African living heritage is celebrated in the MOOC ‘Challenges and Perspectives of African Heritage’
Until the 1st of April, a MOOC (Massive Open Online Course) is being held online, focusing on the Challenges and Perspectives of African Heritage. This is the first output of an international academic collaboration between University Paris 1 Panthéon-Sorbonne and University Sorbonne Nouvelle in France, and University Gaston Berger in Senegal. The MOOC is open to anyone wishing to learn more about the richness of African cultural heritage, as well as about the challenges and opportunities it presents for the development of territories and local communities.

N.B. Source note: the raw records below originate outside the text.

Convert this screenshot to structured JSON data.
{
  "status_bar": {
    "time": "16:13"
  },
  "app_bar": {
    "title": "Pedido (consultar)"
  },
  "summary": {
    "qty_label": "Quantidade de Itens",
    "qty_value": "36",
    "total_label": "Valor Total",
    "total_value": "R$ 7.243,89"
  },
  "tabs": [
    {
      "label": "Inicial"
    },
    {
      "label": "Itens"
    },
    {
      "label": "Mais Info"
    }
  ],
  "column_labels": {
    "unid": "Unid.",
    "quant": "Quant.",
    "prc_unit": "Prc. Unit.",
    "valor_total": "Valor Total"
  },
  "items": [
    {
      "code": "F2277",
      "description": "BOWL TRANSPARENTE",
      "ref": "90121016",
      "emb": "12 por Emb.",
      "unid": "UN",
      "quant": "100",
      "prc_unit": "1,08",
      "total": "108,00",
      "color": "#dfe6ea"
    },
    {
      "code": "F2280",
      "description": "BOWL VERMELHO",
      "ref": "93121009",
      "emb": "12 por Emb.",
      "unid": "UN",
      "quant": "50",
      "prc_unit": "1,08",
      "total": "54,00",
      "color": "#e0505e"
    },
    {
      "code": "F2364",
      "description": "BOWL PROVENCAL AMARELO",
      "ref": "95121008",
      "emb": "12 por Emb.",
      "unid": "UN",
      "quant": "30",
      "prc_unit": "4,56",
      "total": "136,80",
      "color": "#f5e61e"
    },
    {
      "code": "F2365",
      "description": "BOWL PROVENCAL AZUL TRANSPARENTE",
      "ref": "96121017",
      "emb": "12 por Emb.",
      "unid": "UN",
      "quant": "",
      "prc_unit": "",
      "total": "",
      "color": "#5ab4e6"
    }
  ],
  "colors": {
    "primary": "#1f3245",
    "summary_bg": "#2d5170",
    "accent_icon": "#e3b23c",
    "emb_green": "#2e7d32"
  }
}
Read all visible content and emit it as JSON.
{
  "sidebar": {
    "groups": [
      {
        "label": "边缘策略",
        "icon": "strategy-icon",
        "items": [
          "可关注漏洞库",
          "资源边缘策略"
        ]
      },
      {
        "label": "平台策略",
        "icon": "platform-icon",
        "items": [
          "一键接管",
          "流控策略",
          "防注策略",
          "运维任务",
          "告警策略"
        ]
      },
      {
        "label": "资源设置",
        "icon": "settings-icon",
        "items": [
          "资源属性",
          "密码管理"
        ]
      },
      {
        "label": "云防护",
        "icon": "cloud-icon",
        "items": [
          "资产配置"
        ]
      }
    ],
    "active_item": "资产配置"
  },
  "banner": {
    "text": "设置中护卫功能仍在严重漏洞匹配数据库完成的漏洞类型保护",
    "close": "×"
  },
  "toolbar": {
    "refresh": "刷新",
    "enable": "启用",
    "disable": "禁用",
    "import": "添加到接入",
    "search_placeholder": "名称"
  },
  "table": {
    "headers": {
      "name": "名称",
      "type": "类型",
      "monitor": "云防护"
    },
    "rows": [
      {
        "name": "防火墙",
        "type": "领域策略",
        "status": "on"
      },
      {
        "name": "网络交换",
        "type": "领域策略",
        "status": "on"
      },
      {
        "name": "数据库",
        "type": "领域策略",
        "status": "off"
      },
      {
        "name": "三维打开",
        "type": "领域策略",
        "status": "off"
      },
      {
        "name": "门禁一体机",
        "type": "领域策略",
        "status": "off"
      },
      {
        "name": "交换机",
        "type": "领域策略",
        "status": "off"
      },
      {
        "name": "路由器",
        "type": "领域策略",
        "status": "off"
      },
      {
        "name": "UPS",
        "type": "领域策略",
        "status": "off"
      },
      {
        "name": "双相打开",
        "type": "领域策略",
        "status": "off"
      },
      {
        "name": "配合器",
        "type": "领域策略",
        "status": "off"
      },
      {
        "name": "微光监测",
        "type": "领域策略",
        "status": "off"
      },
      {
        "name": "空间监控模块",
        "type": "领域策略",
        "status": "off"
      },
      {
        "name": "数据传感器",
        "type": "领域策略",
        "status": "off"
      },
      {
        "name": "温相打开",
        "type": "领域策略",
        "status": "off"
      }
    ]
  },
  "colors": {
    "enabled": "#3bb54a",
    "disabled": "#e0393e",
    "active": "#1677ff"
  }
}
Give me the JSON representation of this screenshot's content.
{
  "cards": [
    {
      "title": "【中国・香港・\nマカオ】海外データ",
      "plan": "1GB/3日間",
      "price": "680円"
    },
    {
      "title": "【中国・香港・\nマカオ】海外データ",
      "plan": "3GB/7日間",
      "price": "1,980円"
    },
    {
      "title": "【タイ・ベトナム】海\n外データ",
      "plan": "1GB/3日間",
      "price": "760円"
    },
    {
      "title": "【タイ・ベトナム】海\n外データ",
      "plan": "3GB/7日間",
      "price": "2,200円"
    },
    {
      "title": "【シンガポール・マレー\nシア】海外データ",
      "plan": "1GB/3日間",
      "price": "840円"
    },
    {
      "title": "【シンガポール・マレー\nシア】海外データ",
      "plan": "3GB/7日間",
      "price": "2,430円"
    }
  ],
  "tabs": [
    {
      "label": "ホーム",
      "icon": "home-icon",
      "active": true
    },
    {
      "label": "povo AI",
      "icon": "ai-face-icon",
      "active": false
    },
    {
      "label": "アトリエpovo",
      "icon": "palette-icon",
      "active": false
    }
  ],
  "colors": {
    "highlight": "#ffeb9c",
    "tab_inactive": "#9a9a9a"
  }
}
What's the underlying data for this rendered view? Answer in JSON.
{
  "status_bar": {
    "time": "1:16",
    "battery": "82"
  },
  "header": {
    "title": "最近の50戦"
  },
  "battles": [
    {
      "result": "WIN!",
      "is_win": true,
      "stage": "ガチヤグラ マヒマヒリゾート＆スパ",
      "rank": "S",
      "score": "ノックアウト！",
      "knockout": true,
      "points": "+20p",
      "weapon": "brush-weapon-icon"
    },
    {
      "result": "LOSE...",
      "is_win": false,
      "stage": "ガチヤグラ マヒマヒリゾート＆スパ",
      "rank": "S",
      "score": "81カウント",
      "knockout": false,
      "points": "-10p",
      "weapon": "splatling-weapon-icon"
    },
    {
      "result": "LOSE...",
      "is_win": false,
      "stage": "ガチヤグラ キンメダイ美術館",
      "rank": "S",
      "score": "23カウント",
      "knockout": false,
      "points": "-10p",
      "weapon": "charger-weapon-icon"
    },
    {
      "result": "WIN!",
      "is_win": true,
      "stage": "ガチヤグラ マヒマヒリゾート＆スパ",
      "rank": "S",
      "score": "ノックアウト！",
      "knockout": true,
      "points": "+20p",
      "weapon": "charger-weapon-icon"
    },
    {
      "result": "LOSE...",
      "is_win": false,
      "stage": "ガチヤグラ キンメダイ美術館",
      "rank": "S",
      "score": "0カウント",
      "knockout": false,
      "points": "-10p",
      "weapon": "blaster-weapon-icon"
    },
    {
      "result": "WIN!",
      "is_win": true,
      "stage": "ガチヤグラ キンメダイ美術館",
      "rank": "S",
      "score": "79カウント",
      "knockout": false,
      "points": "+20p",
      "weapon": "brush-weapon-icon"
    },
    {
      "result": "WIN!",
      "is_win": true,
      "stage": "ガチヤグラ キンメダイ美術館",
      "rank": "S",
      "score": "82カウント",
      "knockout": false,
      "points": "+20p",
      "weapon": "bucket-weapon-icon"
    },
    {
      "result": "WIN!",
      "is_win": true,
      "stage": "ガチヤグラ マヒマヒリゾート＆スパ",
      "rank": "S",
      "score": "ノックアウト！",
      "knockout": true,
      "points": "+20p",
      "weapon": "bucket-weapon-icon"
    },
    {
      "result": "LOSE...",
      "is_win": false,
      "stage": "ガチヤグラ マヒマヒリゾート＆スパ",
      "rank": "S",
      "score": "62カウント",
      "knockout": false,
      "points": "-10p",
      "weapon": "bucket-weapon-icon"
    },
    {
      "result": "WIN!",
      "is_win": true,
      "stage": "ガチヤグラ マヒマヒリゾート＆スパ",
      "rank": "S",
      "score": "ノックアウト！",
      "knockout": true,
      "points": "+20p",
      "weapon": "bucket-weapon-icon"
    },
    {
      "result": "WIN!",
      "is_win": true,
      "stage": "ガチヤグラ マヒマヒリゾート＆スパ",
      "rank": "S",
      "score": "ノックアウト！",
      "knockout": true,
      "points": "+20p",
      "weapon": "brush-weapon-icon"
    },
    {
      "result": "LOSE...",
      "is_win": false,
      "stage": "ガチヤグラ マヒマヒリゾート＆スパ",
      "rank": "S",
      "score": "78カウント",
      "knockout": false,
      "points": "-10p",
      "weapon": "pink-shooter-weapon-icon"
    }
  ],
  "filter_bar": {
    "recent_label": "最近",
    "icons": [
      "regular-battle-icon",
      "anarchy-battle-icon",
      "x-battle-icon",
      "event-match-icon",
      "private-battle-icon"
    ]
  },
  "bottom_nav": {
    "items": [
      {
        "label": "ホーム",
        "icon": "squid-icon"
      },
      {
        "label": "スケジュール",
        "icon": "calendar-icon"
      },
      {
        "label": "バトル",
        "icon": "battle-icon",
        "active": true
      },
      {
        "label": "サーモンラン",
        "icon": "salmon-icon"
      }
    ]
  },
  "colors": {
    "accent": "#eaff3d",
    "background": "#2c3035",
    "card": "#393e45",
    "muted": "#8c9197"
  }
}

An entire chapter is dedicated to African intangible cultural heritage and the 2003 Convention for its safeguarding. Since the Convention has entered into force in 2006, Africa has been one of the most active regions for ICH safeguarding. The Convention has now been ratified by 50 States Parties in Africa and there are 88 elements inscribed by States Parties from the African continent, showing the growing awareness of its significance, also for sustainable development. For instance, Kenya recently saw “Success story of promoting traditional foods and safeguarding traditional foodways in Kenya” selected for the Register of Good Safeguarding Practices during the last Committee. It embodies the thriving dynamic in the region towards the safeguarding of living heritage in all its forms.
There are also several projects being implemented in Africa that are consolidating other areas such as education. The largest portion of the requests approved for the International Assistance mechanisms were submitted by States Parties from the African continent, representing 54% of the amount of assistance granted between 2008 and late 2021. For example, a project UNESCO is doing in Zimbabwe aimed to address the lack of consolidated content on living heritage in primary schools, as well as to help train teachers to allow them to become actors and enablers for the transmission of intangible cultural heritage. The project focused on indigenous languages, as well as the performing arts, such as dances and other oral expressions that were encapsulated in those languages.
Anyone can enroll at anytime by following the instructions online. The courses are available in French and in English.
UNESCO is pleased to witness the production of a MOOC that presents the richness of African cultural heritage, both tangible and intangible, as a result of a collaboration between universities in France and Senegal, coordinated by the UNITWIN/UNESCO Chairs Programme.